**Brief**
All of the data, from the first line to the last, should be reproduced without alteration.

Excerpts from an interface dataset
§
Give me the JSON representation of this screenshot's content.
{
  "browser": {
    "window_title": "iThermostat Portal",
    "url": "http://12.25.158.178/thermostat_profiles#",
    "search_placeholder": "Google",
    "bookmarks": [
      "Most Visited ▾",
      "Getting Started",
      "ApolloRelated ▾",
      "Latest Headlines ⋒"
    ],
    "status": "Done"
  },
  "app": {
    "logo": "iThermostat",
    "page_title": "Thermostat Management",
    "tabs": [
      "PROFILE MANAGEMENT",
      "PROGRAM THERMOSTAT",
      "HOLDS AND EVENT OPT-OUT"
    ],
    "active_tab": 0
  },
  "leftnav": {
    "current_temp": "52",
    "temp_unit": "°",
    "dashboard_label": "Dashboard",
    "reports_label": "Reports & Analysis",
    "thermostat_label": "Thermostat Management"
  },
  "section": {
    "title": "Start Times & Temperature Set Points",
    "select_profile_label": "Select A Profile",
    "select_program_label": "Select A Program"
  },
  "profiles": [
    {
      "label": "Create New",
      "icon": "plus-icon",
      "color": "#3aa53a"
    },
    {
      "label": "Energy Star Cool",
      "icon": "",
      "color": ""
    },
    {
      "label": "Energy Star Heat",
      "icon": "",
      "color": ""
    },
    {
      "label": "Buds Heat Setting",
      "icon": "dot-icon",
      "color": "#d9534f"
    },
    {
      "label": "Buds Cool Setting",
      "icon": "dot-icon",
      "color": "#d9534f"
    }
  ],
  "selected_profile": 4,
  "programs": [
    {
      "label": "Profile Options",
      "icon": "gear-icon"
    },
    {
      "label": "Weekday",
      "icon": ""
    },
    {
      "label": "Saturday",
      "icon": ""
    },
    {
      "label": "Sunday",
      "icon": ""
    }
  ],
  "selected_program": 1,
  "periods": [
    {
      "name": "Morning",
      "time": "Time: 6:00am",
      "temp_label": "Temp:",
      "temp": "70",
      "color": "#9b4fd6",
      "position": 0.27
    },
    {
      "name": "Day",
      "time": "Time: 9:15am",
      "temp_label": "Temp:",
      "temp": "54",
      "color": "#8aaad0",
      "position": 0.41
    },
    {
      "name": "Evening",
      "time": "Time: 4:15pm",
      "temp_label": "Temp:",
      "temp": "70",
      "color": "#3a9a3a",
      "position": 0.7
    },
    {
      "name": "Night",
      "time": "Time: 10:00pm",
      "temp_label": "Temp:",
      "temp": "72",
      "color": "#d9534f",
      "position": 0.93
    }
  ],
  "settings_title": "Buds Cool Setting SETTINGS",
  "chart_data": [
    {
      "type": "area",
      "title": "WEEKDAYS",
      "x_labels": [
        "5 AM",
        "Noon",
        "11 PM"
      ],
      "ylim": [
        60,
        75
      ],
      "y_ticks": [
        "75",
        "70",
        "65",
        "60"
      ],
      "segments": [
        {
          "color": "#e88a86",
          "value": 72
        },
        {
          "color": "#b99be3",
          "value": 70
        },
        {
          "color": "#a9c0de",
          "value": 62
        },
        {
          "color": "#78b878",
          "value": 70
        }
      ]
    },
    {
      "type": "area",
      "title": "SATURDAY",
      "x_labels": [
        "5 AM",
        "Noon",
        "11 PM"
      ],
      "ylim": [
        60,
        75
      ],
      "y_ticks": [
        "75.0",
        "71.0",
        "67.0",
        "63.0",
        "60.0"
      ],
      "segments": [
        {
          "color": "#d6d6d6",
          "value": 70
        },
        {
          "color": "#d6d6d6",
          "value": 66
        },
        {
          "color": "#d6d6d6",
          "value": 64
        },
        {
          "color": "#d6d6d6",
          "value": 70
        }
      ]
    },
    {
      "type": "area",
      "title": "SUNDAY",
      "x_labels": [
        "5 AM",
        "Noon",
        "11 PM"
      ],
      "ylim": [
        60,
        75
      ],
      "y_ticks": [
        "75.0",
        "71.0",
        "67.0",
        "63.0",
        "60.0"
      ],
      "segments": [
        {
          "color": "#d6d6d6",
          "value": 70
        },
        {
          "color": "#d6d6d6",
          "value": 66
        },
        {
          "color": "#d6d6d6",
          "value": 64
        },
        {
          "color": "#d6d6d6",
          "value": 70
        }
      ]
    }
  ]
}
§
**Completed exercise**
Give me the JSON representation of this screenshot's content.
{
  "browser": {
    "window_title": "iThermostat Portal",
    "url": "http://12.25.158.178/thermostat_profiles#",
    "search_placeholder": "Google",
    "bookmarks": [
      "Most Visited ▾",
      "Getting Started",
      "ApolloRelated ▾",
      "Latest Headlines ⋒"
    ],
    "status": "Done"
  },
  "app": {
    "logo": "iThermostat",
    "page_title": "Thermostat Management",
    "tabs": [
      "PROFILE MANAGEMENT",
      "PROGRAM THERMOSTAT",
      "HOLDS AND EVENT OPT-OUT"
    ],
    "active_tab": 0
  },
  "leftnav": {
    "current_temp": "52",
    "temp_unit": "°",
    "dashboard_label": "Dashboard",
    "reports_label": "Reports & Analysis",
    "thermostat_label": "Thermostat Management"
  },
  "section": {
    "title": "Start Times & Temperature Set Points",
    "select_profile_label": "Select A Profile",
    "select_program_label": "Select A Program"
  },
  "profiles": [
    {
      "label": "Create New",
      "icon": "plus-icon",
      "color": "#3aa53a"
    },
    {
      "label": "Energy Star Cool",
      "icon": "",
      "color": ""
    },
    {
      "label": "Energy Star Heat",
      "icon": "",
      "color": ""
    },
    {
      "label": "Buds Heat Setting",
      "icon": "dot-icon",
      "color": "#d9534f"
    },
    {
      "label": "Buds Cool Setting",
      "icon": "dot-icon",
      "color": "#d9534f"
    }
  ],
  "selected_profile": 4,
  "programs": [
    {
      "label": "Profile Options",
      "icon": "gear-icon"
    },
    {
      "label": "Weekday",
      "icon": ""
    },
    {
      "label": "Saturday",
      "icon": ""
    },
    {
      "label": "Sunday",
      "icon": ""
    }
  ],
  "selected_program": 1,
  "periods": [
    {
      "name": "Morning",
      "time": "Time: 6:00am",
      "temp_label": "Temp:",
      "temp": "70",
      "color": "#9b4fd6",
      "position": 0.27
    },
    {
      "name": "Day",
      "time": "Time: 9:15am",
      "temp_label": "Temp:",
      "temp": "54",
      "color": "#8aaad0",
      "position": 0.41
    },
    {
      "name": "Evening",
      "time": "Time: 4:15pm",
      "temp_label": "Temp:",
      "temp": "70",
      "color": "#3a9a3a",
      "position": 0.7
    },
    {
      "name": "Night",
      "time": "Time: 10:00pm",
      "temp_label": "Temp:",
      "temp": "72",
      "color": "#d9534f",
      "position": 0.93
    }
  ],
  "settings_title": "Buds Cool Setting SETTINGS",
  "chart_data": [
    {
      "type": "area",
      "title": "WEEKDAYS",
      "x_labels": [
        "5 AM",
        "Noon",
        "11 PM"
      ],
      "ylim": [
        60,
        75
      ],
      "y_ticks": [
        "75",
        "70",
        "65",
        "60"
      ],
      "segments": [
        {
          "color": "#e88a86",
          "value": 72
        },
        {
          "color": "#b99be3",
          "value": 70
        },
        {
          "color": "#a9c0de",
          "value": 62
        },
        {
          "color": "#78b878",
          "value": 70
        }
      ]
    },
    {
      "type": "area",
      "title": "SATURDAY",
      "x_labels": [
        "5 AM",
        "Noon",
        "11 PM"
      ],
      "ylim": [
        60,
        75
      ],
      "y_ticks": [
        "75.0",
        "71.0",
        "67.0",
        "63.0",
        "60.0"
      ],
      "segments": [
        {
          "color": "#d6d6d6",
          "value": 70
        },
        {
          "color": "#d6d6d6",
          "value": 66
        },
        {
          "color": "#d6d6d6",
          "value": 64
        },
        {
          "color": "#d6d6d6",
          "value": 70
        }
      ]
    },
    {
      "type": "area",
      "title": "SUNDAY",
      "x_labels": [
        "5 AM",
        "Noon",
        "11 PM"
      ],
      "ylim": [
        60,
        75
      ],
      "y_ticks": [
        "75.0",
        "71.0",
        "67.0",
        "63.0",
        "60.0"
      ],
      "segments": [
        {
          "color": "#d6d6d6",
          "value": 70
        },
        {
          "color": "#d6d6d6",
          "value": 66
        },
        {
          "color": "#d6d6d6",
          "value": 64
        },
        {
          "color": "#d6d6d6",
          "value": 70
        }
      ]
    }
  ]
}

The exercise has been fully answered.